The man whose warnings to Prime Minister Stephen Harper led to the political downfall of Helena Guergis acknowledged on Wednesday that he never had evidence of wrongdoing against her.
Private investigator Derrick Snowdy said he was worried about the possibility of blackmail if pictures ever emerged showing Ms. Guergis in the company of Nazim Gillani, a controversial businessman facing fraud charges who had dealings with her husband, Rahim Jaffer.
However, he told a parliamentary committee he never saw any evidence linking Ms. Guergis to drugs or prostitutes, or ever had any concerns about her behaviour.
"The concern here is optics," Mr. Snowdy said.
Mr. Snowdy raised his concerns with Conservative Party lawyer Arthur Hamilton late in the day on April 8. Government officials confirmed that Mr. Harper reacted to the warning the following day by forcing Ms. Guergis's resignation as minister of state for the status of women and expelling her from the Conservative caucus.
A few days later, Mr. Harper said he acted after receiving "serious allegations about the former minister's comportment."
Mr. Snowdy, however, said he was surprised when he was contacted by the Office of the Ethics Commissioner and heard how his allegations had been represented in a letter written by Mr. Harper's chief of staff, Guy Giorno.
"I said [to the Office of the Ethics Commissioner] no, I did not say that," Mr. Snowdy recounted.
He said he then had an angry exchange with Mr. Hamilton, which included "a number of profanities."

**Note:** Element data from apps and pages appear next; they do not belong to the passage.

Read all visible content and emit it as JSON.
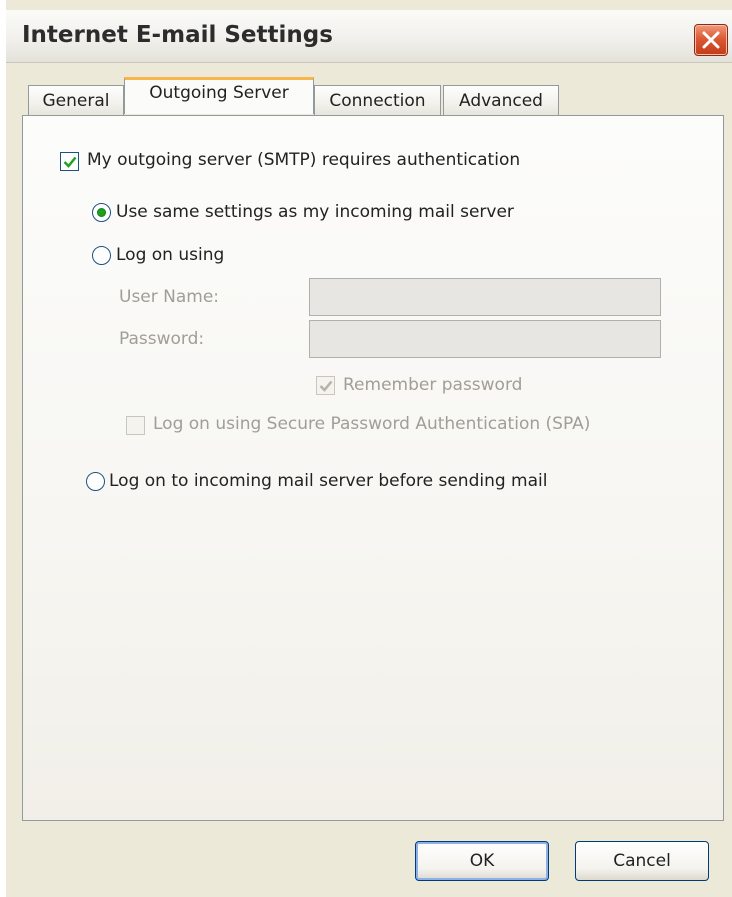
{
  "window": {
    "title": "Internet E-mail Settings"
  },
  "tabs": [
    {
      "label": "General",
      "active": false
    },
    {
      "label": "Outgoing Server",
      "active": true
    },
    {
      "label": "Connection",
      "active": false
    },
    {
      "label": "Advanced",
      "active": false
    }
  ],
  "outgoing": {
    "smtp_auth": {
      "label": "My outgoing server (SMTP) requires authentication",
      "checked": true
    },
    "same_settings": {
      "label": "Use same settings as my incoming mail server",
      "selected": true
    },
    "log_on_using": {
      "label": "Log on using",
      "selected": false
    },
    "user_name": {
      "label": "User Name:",
      "value": ""
    },
    "password": {
      "label": "Password:",
      "value": ""
    },
    "remember_password": {
      "label": "Remember password",
      "checked": true,
      "enabled": false
    },
    "spa": {
      "label": "Log on using Secure Password Authentication (SPA)",
      "checked": false,
      "enabled": false
    },
    "log_on_incoming": {
      "label": "Log on to incoming mail server before sending mail",
      "selected": false
    }
  },
  "buttons": {
    "ok": "OK",
    "cancel": "Cancel"
  },
  "colors": {
    "accent_tab": "#f7b64a",
    "close_button": "#dc5a35",
    "radio_selected": "#21a121",
    "checkmark": "#21a121"
  },
  "icons": {
    "close": "close-icon",
    "check": "checkmark-icon"
  }
}
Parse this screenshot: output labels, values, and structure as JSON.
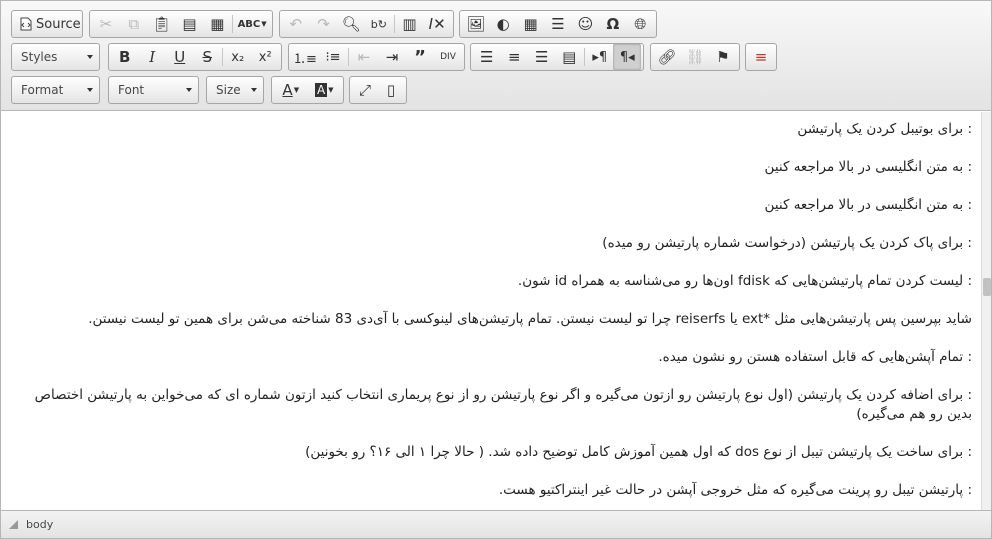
{
  "toolbar": {
    "source_label": "Source",
    "styles_label": "Styles",
    "format_label": "Format",
    "font_label": "Font",
    "size_label": "Size",
    "icons": {
      "source": "source-icon",
      "cut": "cut-icon",
      "copy": "copy-icon",
      "paste": "paste-icon",
      "paste_text": "paste-text-icon",
      "paste_word": "paste-word-icon",
      "spellcheck": "spellcheck-icon",
      "undo": "undo-icon",
      "redo": "redo-icon",
      "find": "find-icon",
      "replace": "replace-icon",
      "select_all": "select-all-icon",
      "remove_format": "remove-format-icon",
      "image": "image-icon",
      "flash": "flash-icon",
      "table": "table-icon",
      "horizontal_rule": "horizontal-rule-icon",
      "smiley": "smiley-icon",
      "special_char": "special-char-icon",
      "iframe": "globe-icon",
      "bold": "bold-icon",
      "italic": "italic-icon",
      "underline": "underline-icon",
      "strike": "strikethrough-icon",
      "subscript": "subscript-icon",
      "superscript": "superscript-icon",
      "numbered_list": "numbered-list-icon",
      "bulleted_list": "bulleted-list-icon",
      "outdent": "outdent-icon",
      "indent": "indent-icon",
      "blockquote": "blockquote-icon",
      "div": "create-div-icon",
      "align_left": "align-left-icon",
      "align_center": "align-center-icon",
      "align_right": "align-right-icon",
      "justify": "justify-icon",
      "ltr": "text-direction-ltr-icon",
      "rtl": "text-direction-rtl-icon",
      "link": "link-icon",
      "unlink": "unlink-icon",
      "anchor": "anchor-flag-icon",
      "page_break": "page-break-icon",
      "text_color": "text-color-icon",
      "bg_color": "background-color-icon",
      "maximize": "maximize-icon",
      "show_blocks": "show-blocks-icon"
    }
  },
  "content": {
    "paragraphs": [
      ": برای بوتیبل کردن یک پارتیشن",
      ": به متن انگلیسی در بالا مراجعه کنین",
      ": به متن انگلیسی در بالا مراجعه کنین",
      ": برای پاک کردن یک پارتیشن (درخواست شماره پارتیشن رو میده)",
      ": لیست کردن تمام پارتیشن‌هایی که fdisk اون‌ها رو می‌شناسه به همراه id شون.",
      "شاید بپرسین پس پارتیشن‌هایی مثل *ext یا reiserfs چرا تو لیست نیستن. تمام پارتیشن‌های لینوکسی با آی‌دی 83 شناخته می‌شن برای همین تو لیست نیستن.",
      ": تمام آپشن‌هایی که قابل استفاده هستن رو نشون میده.",
      ": برای اضافه کردن یک پارتیشن (اول نوع پارتیشن رو ازتون می‌گیره و اگر نوع پارتیشن رو از نوع پریماری انتخاب کنید ازتون شماره ای که می‌خواین به پارتیشن اختصاص بدین رو هم می‌گیره)",
      ": برای ساخت یک پارتیشن تیبل از نوع dos که اول همین آموزش کامل توضیح داده شد.  ( حالا چرا ۱ الی ۱۶؟ رو بخونین)",
      ": پارتیشن تیبل رو پرینت می‌گیره که مثل خروجی آپشن در حالت غیر اینتراکتیو هست."
    ]
  },
  "statusbar": {
    "path": "body"
  }
}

"I was not very happy with the characterization of that conversation in that context, and Mr. Hamilton was sympathetic to my call," Mr. Snowdy said.
After the hearing, opposition MPs expressed concerns over Mr. Harper's treatment of Ms. Guergis, with NDP MP Pat Martin saying her career was ruined based on "flimsy allegations."
The government reacted by insisting that it had information from more than one source. In particular, the Prime Minister's Office justified Mr. Harper's actions by pointing to evidence that subsequently emerged suggesting that Mr. Jaffer sought government funds on behalf of other companies in Ms. Guergis's office, or using one of her office's e-mail accounts.
"All revelations have made it clear that was the right decision to make," PMO spokesman Dimitri Soudas said about Ms. Guergis's ouster.
Mr. Snowdy called himself an "unwilling" player in the month-long controversy, but he drove up to Ottawa in a red Ferrari and gladly showcased it for television cameras. His focus during the testimony was Mr. Gillani, whom he had been hired to investigate last year on behalf of frustrated investors.
Mr. Snowdy accused Mr. Gillani of running a "shell game" involving companies, making money on "pump and dump" stock manipulations. He said that Mr. Gillani was using his contacts with Mr. Jaffer, a former Conservative MP, to create the impression with potential clients that they could get "special considerations" in getting federal funds.
The Conservative MPs on the committee sought on numerous occasions during Wednesday's hearings to point out the fact that Mr. Gillani once hired lawyer Alfred Apps, the president of the Liberal Party of Canada.
Mr. Apps quickly issued a statement saying that the dealings with Mr. Gillani were short-lived, lasting less than two weeks, and that a retainer cheque was returned.
Mr. Gillani also fought back, issuing a statement and taking to the airwaves to defend his reputation.
"Mr. Snowdy has taken full advantage of immunity afforded by the House of Commons committee hearing to offer a mix of innuendo, political attacks against the Liberal Party, misinformation, insults to the committee and to me, and only a few facts that add a veneer of credibility," Mr. Gillani said in a statement.